* WORK ITEM
I'd like the entries reproduced exactly, with the images omitted.

* DATA SECTION

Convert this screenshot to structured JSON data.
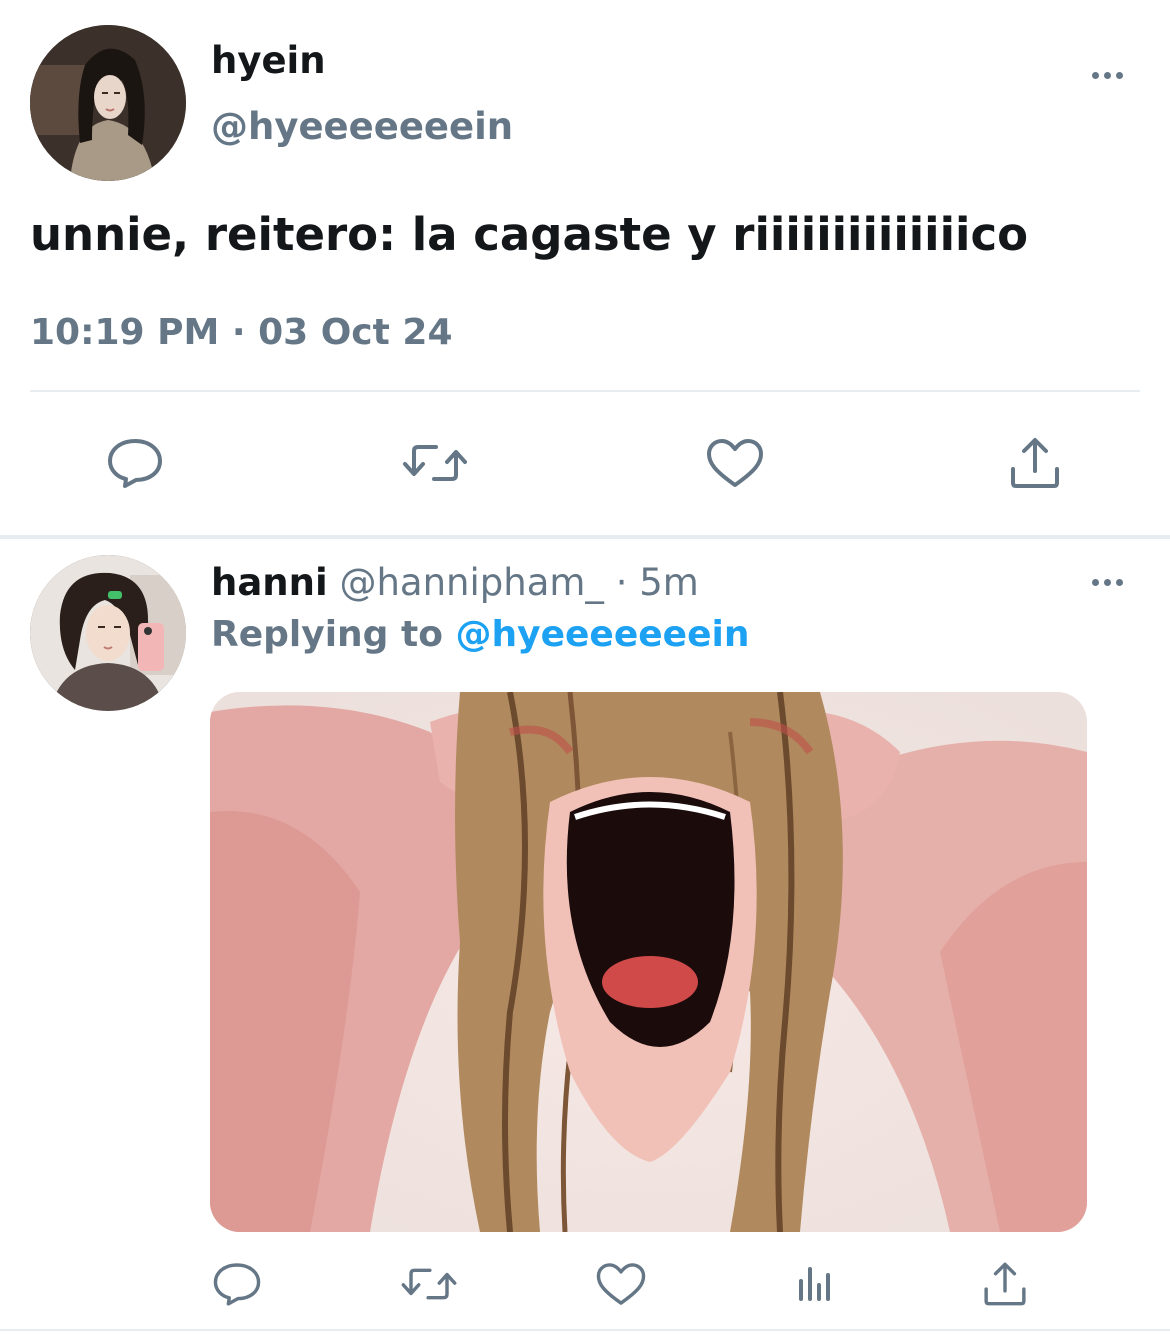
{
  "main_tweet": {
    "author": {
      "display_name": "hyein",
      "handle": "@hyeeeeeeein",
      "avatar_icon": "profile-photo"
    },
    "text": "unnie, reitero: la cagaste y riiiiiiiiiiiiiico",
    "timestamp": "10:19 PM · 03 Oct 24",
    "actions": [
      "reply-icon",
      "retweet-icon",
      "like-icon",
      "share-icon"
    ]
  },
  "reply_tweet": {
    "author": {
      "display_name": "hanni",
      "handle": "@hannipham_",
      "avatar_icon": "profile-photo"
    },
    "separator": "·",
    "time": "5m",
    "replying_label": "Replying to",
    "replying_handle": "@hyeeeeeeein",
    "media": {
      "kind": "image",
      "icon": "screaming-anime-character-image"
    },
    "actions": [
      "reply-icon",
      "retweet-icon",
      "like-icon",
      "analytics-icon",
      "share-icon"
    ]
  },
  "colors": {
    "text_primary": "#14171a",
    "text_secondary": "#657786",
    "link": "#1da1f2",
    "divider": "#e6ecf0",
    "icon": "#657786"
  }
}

* EXPECTED ANSWER
Convert this screenshot to structured JSON data.
{
  "main_tweet": {
    "author": {
      "display_name": "hyein",
      "handle": "@hyeeeeeeein",
      "avatar_icon": "profile-photo"
    },
    "text": "unnie, reitero: la cagaste y riiiiiiiiiiiiiico",
    "timestamp": "10:19 PM · 03 Oct 24",
    "actions": [
      "reply-icon",
      "retweet-icon",
      "like-icon",
      "share-icon"
    ]
  },
  "reply_tweet": {
    "author": {
      "display_name": "hanni",
      "handle": "@hannipham_",
      "avatar_icon": "profile-photo"
    },
    "separator": "·",
    "time": "5m",
    "replying_label": "Replying to",
    "replying_handle": "@hyeeeeeeein",
    "media": {
      "kind": "image",
      "icon": "screaming-anime-character-image"
    },
    "actions": [
      "reply-icon",
      "retweet-icon",
      "like-icon",
      "analytics-icon",
      "share-icon"
    ]
  },
  "colors": {
    "text_primary": "#14171a",
    "text_secondary": "#657786",
    "link": "#1da1f2",
    "divider": "#e6ecf0",
    "icon": "#657786"
  }
}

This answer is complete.